After the afterparty, D and I hung out at my place, shooting the shit until the sun rose. We talked a bit about the season, but mostly we were just decompressing, enjoying the fact that we’d just won a championship and didn’t have to worry, at least for the night, about how we were going to win another one.
At one point, D noticed a prized possession of mine on the wall: a signed lithograph of some NBA greats, one of the first things I’d bought as a rookie. As we appreciated MJ’s signature—which was great because of course it was—I thought about how far that piece of memorabilia had come with me: from Toronto to Miami, from championship to championship, as I grew as a player and as a person. And I thought about everyone who came before us, from Jordan to Kareem to Russell, who paved the way.
I had the same thoughts three days later, as our parade made its way through downtown Miami, fans lining Biscayne Boulevard to get a glimpse of us. It was hot, and loud, and there was no way I was going to put down the trophy. I’d been so caught up in the same wildness the year before that I hadn’t really gotten much time with the gold, but now, with my hands on it, it felt like mine in a way it hadn’t before. I still don’t quite have words for what that day was like.
Most people think you’re free of obligations as soon as the Finals are over, but the days between the last game and the parade are still team days. That means team meals, and, yeah, a few more team parties. I’m not complaining about any of that—and the big dinner that happens after a championship, with everyone from the Heat family and their family? That’s tremendous.
But the minute that parade is over, it’s like the last day of school: Everyone’s instantly on vacation. Adrienne and I took the kids to Italy. I spent the first week of the trip doing close to nothing, savoring every second of that time with my wife and kids. And I let the realization that we’d won again—that we’d done exactly what we set out to do—wash back over me every day.
You’re playing yourself if you think that’s how I spent the whole summer.
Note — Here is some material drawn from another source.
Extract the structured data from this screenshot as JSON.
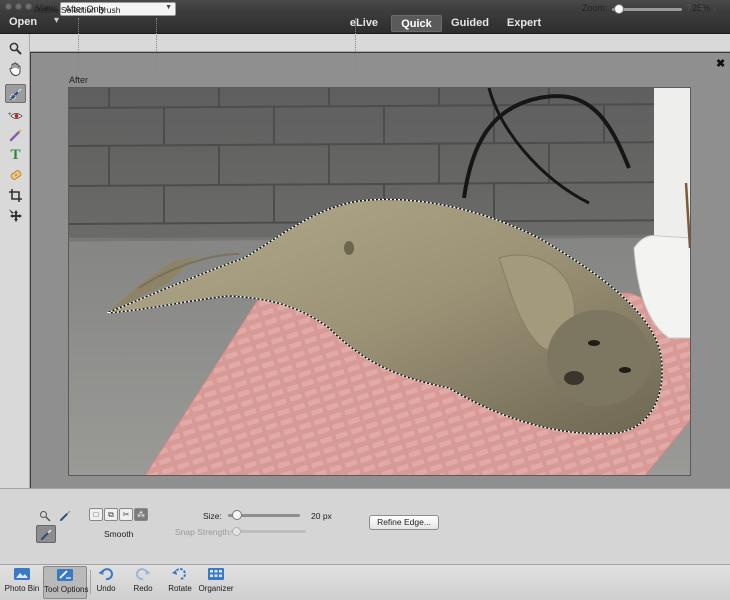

Around the second week, I found my way to a stationary bike and began to do some ab workouts. It wasn’t the most intense stuff, but it’s what I needed at the moment: a toe-dip, a way to ease back in toward testing myself once again, always working not just to maintain, but to get better.
I knew every other one of the guys would be starting to do their own version of the same: getting their reps in; working what needed to be worked; gradually ramping it up as the season went from two months away to one, then to weeks, then to days.
We’d done it again—no one could deny it, and we certainly weren’t going to forget it. But we were sure as hell going to use it to come back just as hard in the fall. Because, I’ll be real with you: You never think it’s going to be The Last Chip.
Thank you for joining me in reliving the craziest series of my life — and some of the most memorable moments from our final championship season. There’s more to come, so if you’re not already subscribed, you can do that below. Talk soon.